Where do these stories come from?

Creative work begins in the mind, long before one sits down at the keyboard, the drawing table or the workbench. It begins with a story you tell to yourself about the work and your attitude toward it. Quality work begins with your attitude. It begins when you believe this is work worth doing. It begins when you’re willing to fail, not just once but many times. It begins with humility and with respect for the subject you’re modeling. In this case the subject is the visible wall section of the Hoosier Drill Company building for my 13th and North E cameo.

I’ve previously mentioned the idea of capturing the essence of a subject: those qualities that make it unique from other things. This building has several such qualities; the shape of the window openings and sash construction for example. These both give the building the character that drew me to model it in the first place. Capturing the essence of these windows is what led me to do the wall over.

Even with an increased awareness of the subject, I redid portions of this second build over. Initially I didn’t recess the arched lintels into the brick wall. I placed them on top of the siding because it was easier and I wasn’t confident enough in my ability to accurately layout and cut a recess to let them sit flush with the rest of the brick siding. I figured who cares right? Well, I did and realized I was shortchanging the model and myself.

I already had the first and second storey lintels finished, so I decided to cut around the outside of each with a #11 X-acto blade and with some careful work, cleanly peeled off the two layers of brick sheet down to the styrene sub wall. For the brickwork of each lintel, I cut the brick sheet into individual courses then cut each strip into pieces that are two bricks in length. They are glued in place with gel CA one at a time and the lintels now sit flush with the siding, as they should. To fill in a few gaps on the third story window, I pieced individual brick pieces as needed.

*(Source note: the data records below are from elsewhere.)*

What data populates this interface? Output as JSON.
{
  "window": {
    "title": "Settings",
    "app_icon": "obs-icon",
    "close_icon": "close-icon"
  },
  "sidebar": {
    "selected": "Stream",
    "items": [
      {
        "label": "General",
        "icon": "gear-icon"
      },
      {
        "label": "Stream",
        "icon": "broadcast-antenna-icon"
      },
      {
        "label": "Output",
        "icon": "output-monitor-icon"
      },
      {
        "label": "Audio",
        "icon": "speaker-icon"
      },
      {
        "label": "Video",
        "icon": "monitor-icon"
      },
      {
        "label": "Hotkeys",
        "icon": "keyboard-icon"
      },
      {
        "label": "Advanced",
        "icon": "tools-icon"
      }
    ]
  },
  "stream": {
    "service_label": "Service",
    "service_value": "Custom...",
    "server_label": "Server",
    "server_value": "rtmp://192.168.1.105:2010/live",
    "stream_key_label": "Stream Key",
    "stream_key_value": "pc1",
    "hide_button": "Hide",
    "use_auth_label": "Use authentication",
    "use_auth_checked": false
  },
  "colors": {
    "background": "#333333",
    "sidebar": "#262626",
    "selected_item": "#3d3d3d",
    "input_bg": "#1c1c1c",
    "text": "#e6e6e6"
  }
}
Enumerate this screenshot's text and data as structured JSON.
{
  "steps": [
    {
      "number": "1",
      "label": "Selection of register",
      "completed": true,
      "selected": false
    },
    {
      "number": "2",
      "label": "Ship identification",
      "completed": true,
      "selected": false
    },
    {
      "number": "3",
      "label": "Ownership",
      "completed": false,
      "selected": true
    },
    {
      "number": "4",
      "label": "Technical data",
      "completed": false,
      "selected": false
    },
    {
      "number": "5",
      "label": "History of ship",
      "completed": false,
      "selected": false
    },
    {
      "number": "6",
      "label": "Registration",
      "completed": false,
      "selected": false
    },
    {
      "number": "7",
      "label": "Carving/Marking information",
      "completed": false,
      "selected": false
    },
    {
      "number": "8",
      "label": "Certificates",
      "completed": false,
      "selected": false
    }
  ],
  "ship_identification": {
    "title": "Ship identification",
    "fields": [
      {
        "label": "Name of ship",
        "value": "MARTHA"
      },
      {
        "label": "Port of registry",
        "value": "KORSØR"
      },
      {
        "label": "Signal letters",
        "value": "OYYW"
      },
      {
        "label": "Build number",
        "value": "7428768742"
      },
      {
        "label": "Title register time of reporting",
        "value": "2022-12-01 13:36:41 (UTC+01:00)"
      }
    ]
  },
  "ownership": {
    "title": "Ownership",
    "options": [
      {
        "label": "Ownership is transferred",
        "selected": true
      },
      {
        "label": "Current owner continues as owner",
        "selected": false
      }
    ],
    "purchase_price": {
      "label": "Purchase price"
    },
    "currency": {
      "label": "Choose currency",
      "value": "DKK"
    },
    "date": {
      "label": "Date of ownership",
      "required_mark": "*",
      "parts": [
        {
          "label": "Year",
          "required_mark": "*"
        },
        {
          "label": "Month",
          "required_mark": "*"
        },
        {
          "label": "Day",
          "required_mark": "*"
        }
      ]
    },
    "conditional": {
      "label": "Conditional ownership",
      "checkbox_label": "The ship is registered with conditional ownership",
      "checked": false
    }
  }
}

Yes, the work was tedious and, as you can see, there’s plenty of room for improvement. It was worth every minute of time and effort expended. This wall section will be front and center on the cameo and plays an important role in the setting and story of the scene. Would anyone else really care about such a small detail? Likely not, but that isn’t the point. The point is do I care enough to make the effort? Do I care enough to adhere to a set of values that I freely chose? If not, then why bother at all?

These are all personal decision one makes. I’m not here to preach or change anyone’s mind. I’m simply sharing my journey for those who are ready to make one of their own. This craft means many things to many people; we each choose the stories we tell ourselves about that meaning.



  1. Dave Eggleston

    Yes! Excellent post, Mike.

    Carving your individual path is what makes this hobby interesting. But to me the strongest point of this post is your action of pulling out and taking a knife to an existing object to bring it up to your true standard. Critically assessing our own work is easy, convincing ourselves issues won’t be noticed is easy, admitting something isn’t right and then rebuilding it takes courage and confidence. Sharing those stories is critical.

  2. Simon

    “I figured who cares right? Well, I did and realized I was shortchanging the model and myself.”

    To some, that’s unbelievable.
    To other’s, that’s the whole point.

    I know this is a hobby, and not work, but if I want “easy”, I can watch the TV.
    If I want satisfying, then shortchanging myself won’t cut it.

  3. Jeff Peck

    Great post. Setting personal standards and sticking to them…that inner voice that says no, this isn’t what you set out to do…get back on it and do what you know you can do even if it means pushing yourself beyond what you think you can do.
    I’m doing this myself these days…I call it “the year of living uncomfortably”… picking up new skills like LED lighting and electronics or re-familiarizing myself with old ones like airbrushing.

    These days it’s too easy to take the easy way out and say meh, it looks ok…but blogs like this and seeing your efforts inspires us to look deeper and do better.

  4. mike

    That inner voice can be a killer if you let it.


  5. Jeff

    True, Mike. that’s when it’s good to have a friend that shares your modeling philosophy to tell you if what they see matches up with that voice you hear.